## EXERCISE BRIEF
Pick out each line in these entries that contains the string "tracks".

*** Opening DATA FOR THE TASK ***

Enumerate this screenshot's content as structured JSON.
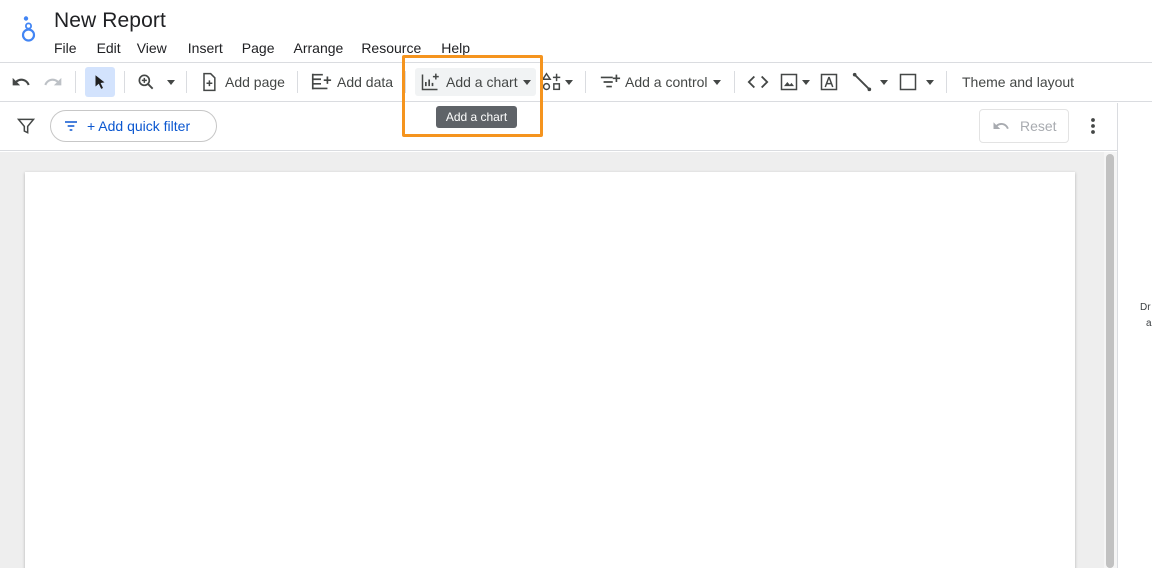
{
  "app": {
    "title": "New Report"
  },
  "menu": {
    "items": [
      "File",
      "Edit",
      "View",
      "Insert",
      "Page",
      "Arrange",
      "Resource",
      "Help"
    ]
  },
  "toolbar": {
    "add_page": "Add page",
    "add_data": "Add data",
    "add_chart": "Add a chart",
    "add_control": "Add a control",
    "theme_layout": "Theme and layout"
  },
  "tooltip": {
    "text": "Add a chart"
  },
  "filterbar": {
    "quick_filter": "+ Add quick filter",
    "reset": "Reset"
  },
  "right_panel": {
    "line1": "Dr",
    "line2": "a"
  },
  "colors": {
    "accent": "#0b57d0",
    "highlight": "#f5941e",
    "active_tool": "#d3e3fd"
  }
}
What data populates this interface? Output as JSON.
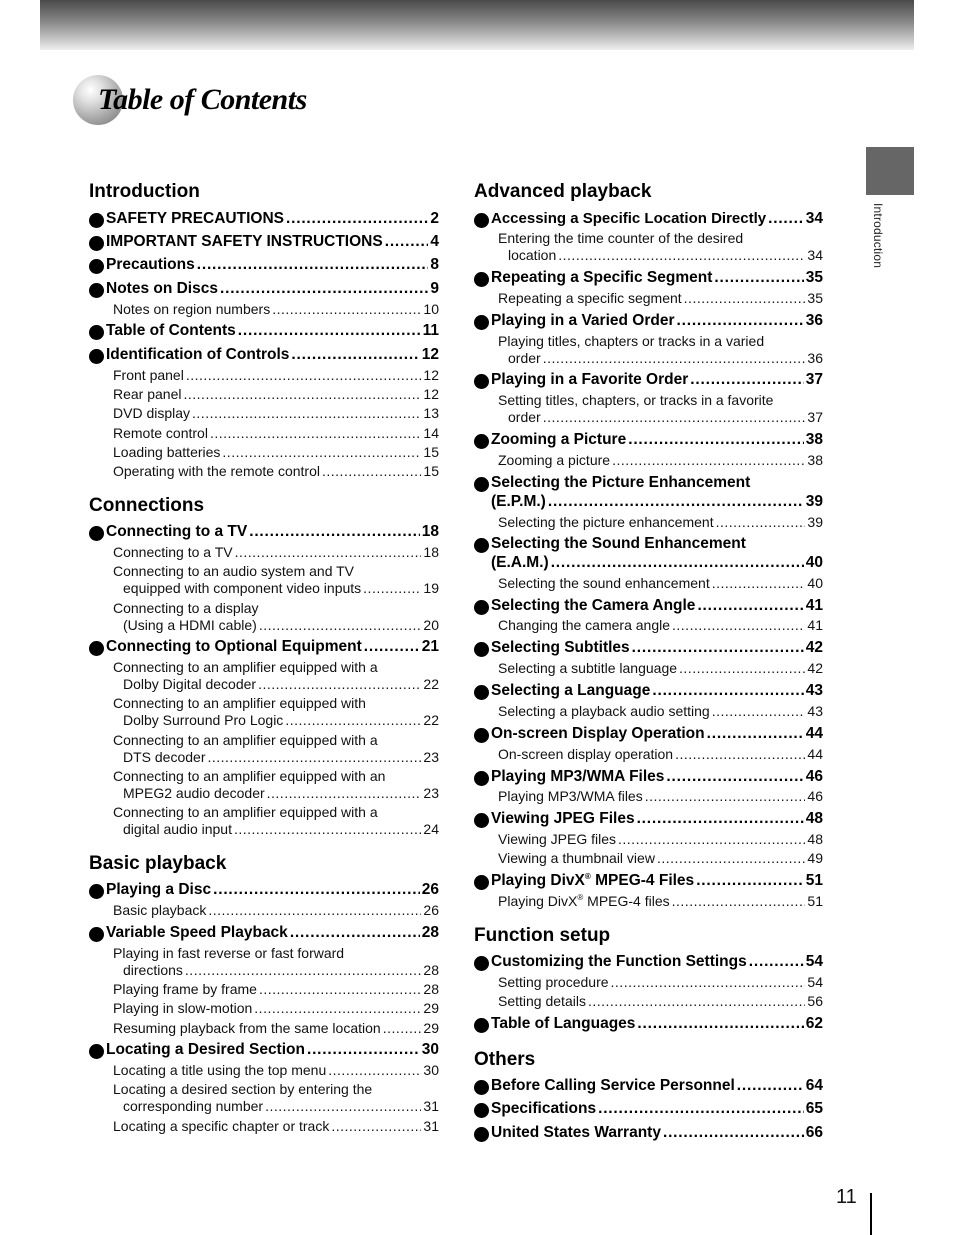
{
  "page": {
    "title": "Table of Contents",
    "side_tab_label": "Introduction",
    "page_number": "11"
  },
  "colors": {
    "header_dark": "#4a4a4a",
    "side_tab": "#666666",
    "text": "#000000"
  },
  "left_column": {
    "introduction": {
      "heading": "Introduction",
      "entries": [
        {
          "text": "SAFETY PRECAUTIONS",
          "page": "2"
        },
        {
          "text": "IMPORTANT SAFETY INSTRUCTIONS",
          "page": "4"
        },
        {
          "text": "Precautions",
          "page": "8"
        },
        {
          "text": "Notes on Discs",
          "page": "9"
        },
        {
          "text": "Notes on region numbers",
          "page": "10"
        },
        {
          "text": "Table of Contents",
          "page": "11"
        },
        {
          "text": "Identification of Controls",
          "page": "12"
        },
        {
          "text": "Front panel",
          "page": "12"
        },
        {
          "text": "Rear panel",
          "page": "12"
        },
        {
          "text": "DVD display",
          "page": "13"
        },
        {
          "text": "Remote control",
          "page": "14"
        },
        {
          "text": "Loading batteries",
          "page": "15"
        },
        {
          "text": "Operating with the remote control",
          "page": "15"
        }
      ]
    },
    "connections": {
      "heading": "Connections",
      "entries": [
        {
          "text": "Connecting to a TV",
          "page": "18"
        },
        {
          "text": "Connecting to a TV",
          "page": "18"
        },
        {
          "line1": "Connecting to an audio system and TV",
          "text": "equipped with component video inputs",
          "page": "19"
        },
        {
          "line1": "Connecting to a display",
          "text": "(Using a HDMI cable)",
          "page": "20"
        },
        {
          "text": "Connecting to Optional Equipment",
          "page": "21"
        },
        {
          "line1": "Connecting to an amplifier equipped with a",
          "text": "Dolby Digital decoder",
          "page": "22"
        },
        {
          "line1": "Connecting to an amplifier equipped with",
          "text": "Dolby Surround Pro Logic",
          "page": "22"
        },
        {
          "line1": "Connecting to an amplifier equipped with a",
          "text": "DTS decoder",
          "page": "23"
        },
        {
          "line1": "Connecting to an amplifier equipped with an",
          "text": "MPEG2 audio decoder",
          "page": "23"
        },
        {
          "line1": "Connecting to an amplifier equipped with a",
          "text": "digital audio input",
          "page": "24"
        }
      ]
    },
    "basic_playback": {
      "heading": "Basic playback",
      "entries": [
        {
          "text": "Playing a Disc",
          "page": "26"
        },
        {
          "text": "Basic playback",
          "page": "26"
        },
        {
          "text": "Variable Speed Playback",
          "page": "28"
        },
        {
          "line1": "Playing in fast reverse or fast forward",
          "text": "directions",
          "page": "28"
        },
        {
          "text": "Playing frame by frame",
          "page": "28"
        },
        {
          "text": "Playing in slow-motion",
          "page": "29"
        },
        {
          "text": "Resuming playback from the same location",
          "page": "29"
        },
        {
          "text": "Locating a Desired Section",
          "page": "30"
        },
        {
          "text": "Locating a title using the top menu",
          "page": "30"
        },
        {
          "line1": "Locating a desired section by entering the",
          "text": "corresponding number",
          "page": "31"
        },
        {
          "text": "Locating a specific chapter or track",
          "page": "31"
        }
      ]
    }
  },
  "right_column": {
    "advanced_playback": {
      "heading": "Advanced playback",
      "entries": [
        {
          "text": "Accessing a Specific Location Directly",
          "page": "34"
        },
        {
          "line1": "Entering the time counter of the desired",
          "text": "location",
          "page": "34"
        },
        {
          "text": "Repeating a Specific Segment",
          "page": "35"
        },
        {
          "text": "Repeating a specific segment",
          "page": "35"
        },
        {
          "text": "Playing in a Varied Order",
          "page": "36"
        },
        {
          "line1": "Playing titles, chapters or tracks in a varied",
          "text": "order",
          "page": "36"
        },
        {
          "text": "Playing in a Favorite Order",
          "page": "37"
        },
        {
          "line1": "Setting titles, chapters, or tracks in a favorite",
          "text": "order",
          "page": "37"
        },
        {
          "text": "Zooming a Picture",
          "page": "38"
        },
        {
          "text": "Zooming a picture",
          "page": "38"
        },
        {
          "line1": "Selecting the Picture Enhancement",
          "text": "(E.P.M.)",
          "page": "39"
        },
        {
          "text": "Selecting the picture enhancement",
          "page": "39"
        },
        {
          "line1": "Selecting the Sound Enhancement",
          "text": "(E.A.M.)",
          "page": "40"
        },
        {
          "text": "Selecting the sound enhancement",
          "page": "40"
        },
        {
          "text": "Selecting the Camera Angle",
          "page": "41"
        },
        {
          "text": "Changing the camera angle",
          "page": "41"
        },
        {
          "text": "Selecting Subtitles",
          "page": "42"
        },
        {
          "text": "Selecting a subtitle language",
          "page": "42"
        },
        {
          "text": "Selecting a Language",
          "page": "43"
        },
        {
          "text": "Selecting a playback audio setting",
          "page": "43"
        },
        {
          "text": "On-screen Display Operation",
          "page": "44"
        },
        {
          "text": "On-screen display operation",
          "page": "44"
        },
        {
          "text": "Playing MP3/WMA Files",
          "page": "46"
        },
        {
          "text": "Playing MP3/WMA files",
          "page": "46"
        },
        {
          "text": "Viewing JPEG Files",
          "page": "48"
        },
        {
          "text": "Viewing JPEG files",
          "page": "48"
        },
        {
          "text": "Viewing a thumbnail view",
          "page": "49"
        },
        {
          "text_a": "Playing DivX",
          "sup": "®",
          "text_b": " MPEG-4 Files",
          "page": "51"
        },
        {
          "text_a": "Playing DivX",
          "sup": "®",
          "text_b": " MPEG-4 files",
          "page": "51"
        }
      ]
    },
    "function_setup": {
      "heading": "Function setup",
      "entries": [
        {
          "text": "Customizing the Function Settings",
          "page": "54"
        },
        {
          "text": "Setting procedure",
          "page": "54"
        },
        {
          "text": "Setting details",
          "page": "56"
        },
        {
          "text": "Table of Languages",
          "page": "62"
        }
      ]
    },
    "others": {
      "heading": "Others",
      "entries": [
        {
          "text": "Before Calling Service Personnel",
          "page": "64"
        },
        {
          "text": "Specifications",
          "page": "65"
        },
        {
          "text": "United States Warranty",
          "page": "66"
        }
      ]
    }
  }
}
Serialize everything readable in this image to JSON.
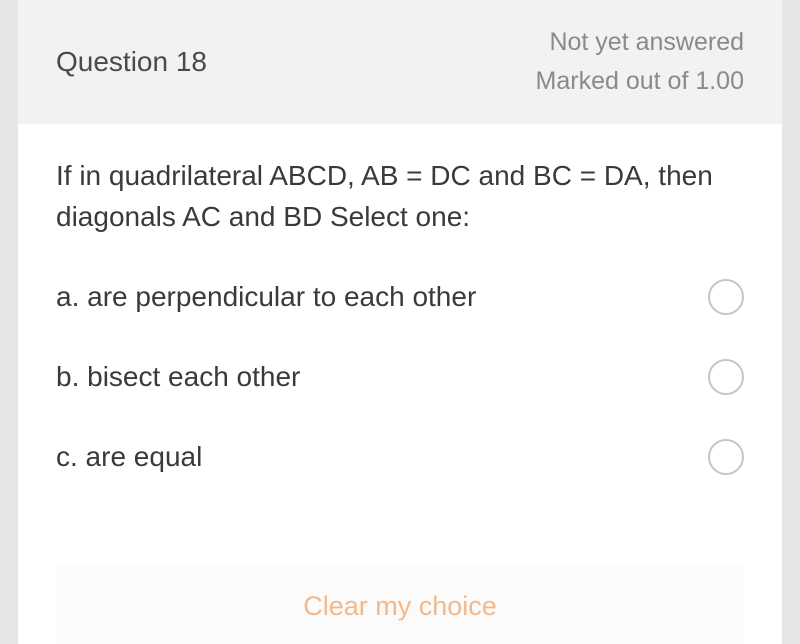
{
  "header": {
    "question_title": "Question 18",
    "status": "Not yet answered",
    "marks": "Marked out of 1.00"
  },
  "question": {
    "text": "If in quadrilateral ABCD, AB = DC and BC = DA, then diagonals AC and BD Select one:"
  },
  "options": [
    {
      "label": "a. are perpendicular to each other"
    },
    {
      "label": "b. bisect each other"
    },
    {
      "label": "c. are equal"
    }
  ],
  "actions": {
    "clear": "Clear my choice"
  }
}
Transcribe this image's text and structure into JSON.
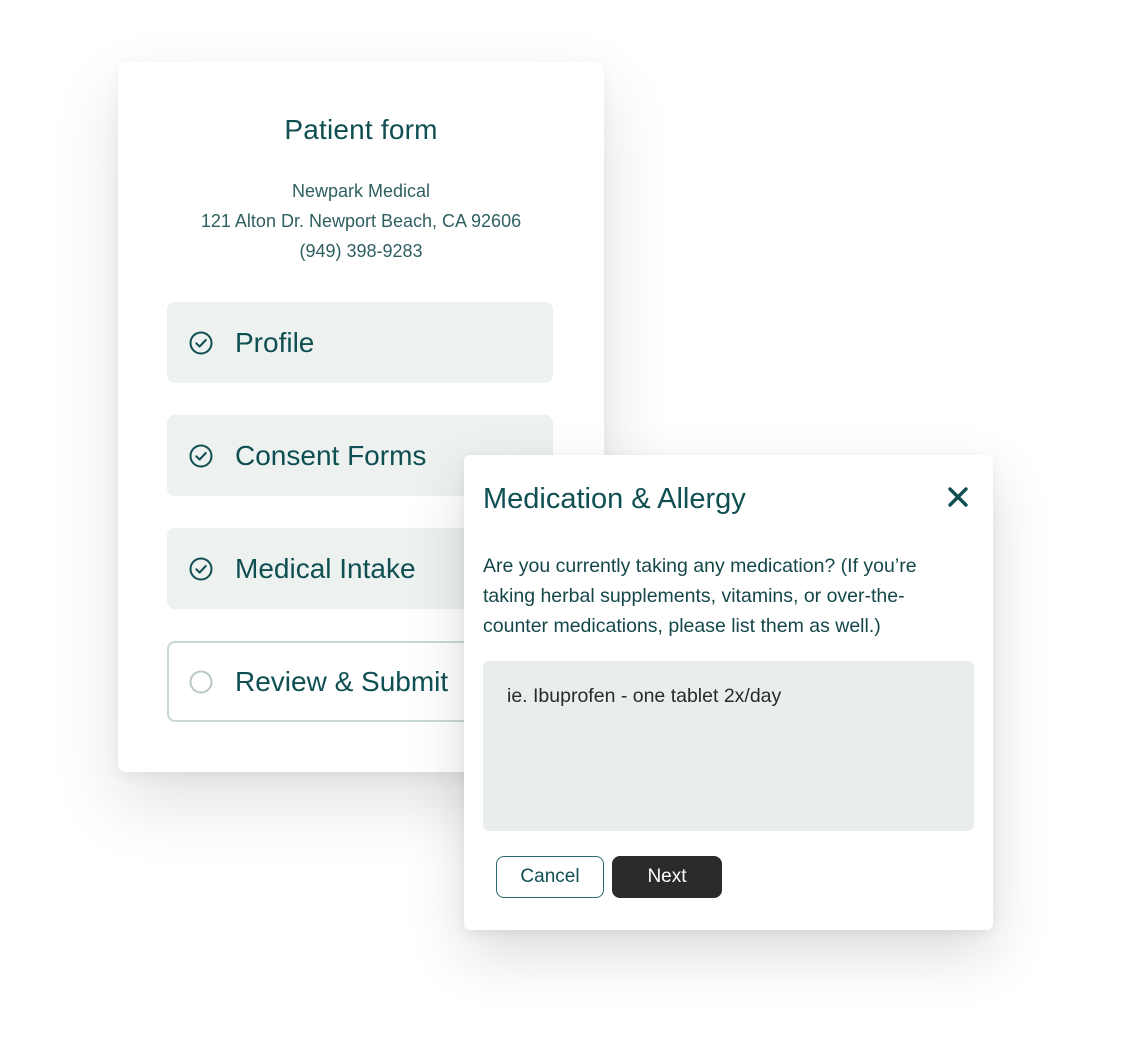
{
  "patient_form": {
    "title": "Patient form",
    "clinic": {
      "name": "Newpark Medical",
      "address": "121 Alton Dr. Newport Beach, CA 92606",
      "phone": "(949) 398-9283"
    },
    "steps": [
      {
        "label": "Profile",
        "status": "complete",
        "icon": "check-circle-icon"
      },
      {
        "label": "Consent Forms",
        "status": "complete",
        "icon": "check-circle-icon"
      },
      {
        "label": "Medical Intake",
        "status": "complete",
        "icon": "check-circle-icon"
      },
      {
        "label": "Review & Submit",
        "status": "pending",
        "icon": "empty-circle-icon"
      }
    ]
  },
  "dialog": {
    "title": "Medication & Allergy",
    "close_icon": "close-icon",
    "question_lines": [
      "Are you currently taking any medication? (If you’re",
      "taking herbal supplements, vitamins, or over-the-",
      "counter medications, please list them as well.)"
    ],
    "input": {
      "value": "",
      "placeholder": "ie. Ibuprofen - one tablet 2x/day"
    },
    "cancel_label": "Cancel",
    "next_label": "Next"
  },
  "colors": {
    "primary_text": "#0f4f52",
    "step_background": "#edf1f0",
    "input_background": "#e9eeed",
    "next_button": "#2b2b2b"
  }
}
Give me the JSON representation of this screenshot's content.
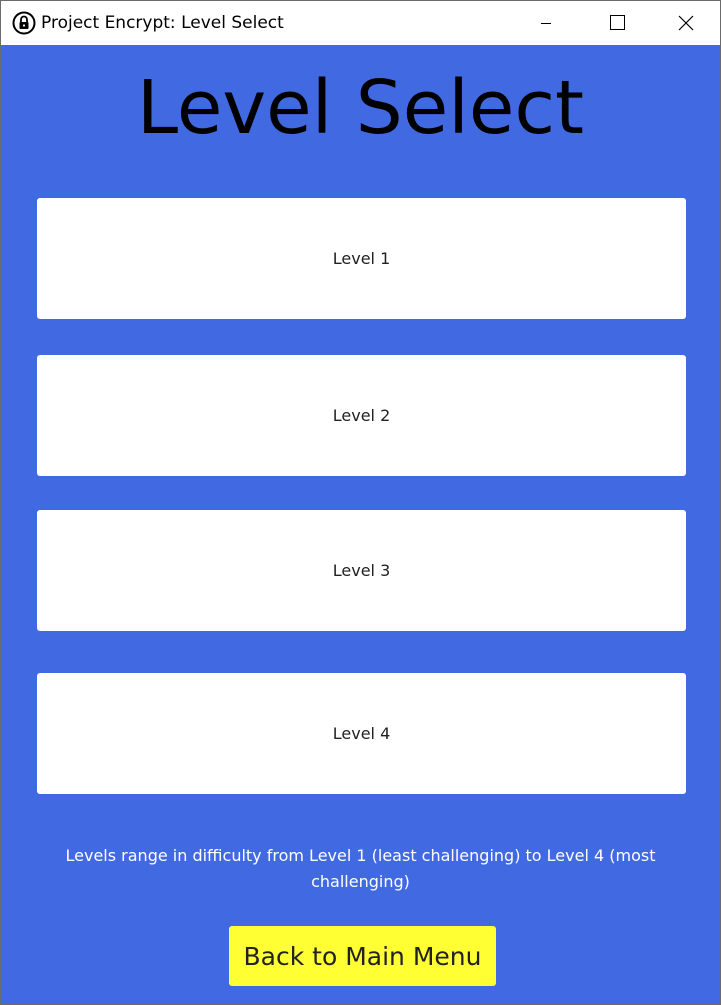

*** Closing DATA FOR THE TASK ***

## ANSWER AREA
          "line1": "Playing titles, chapters or tracks in a varied",
          "line1": "Setting titles, chapters, or tracks in a favorite",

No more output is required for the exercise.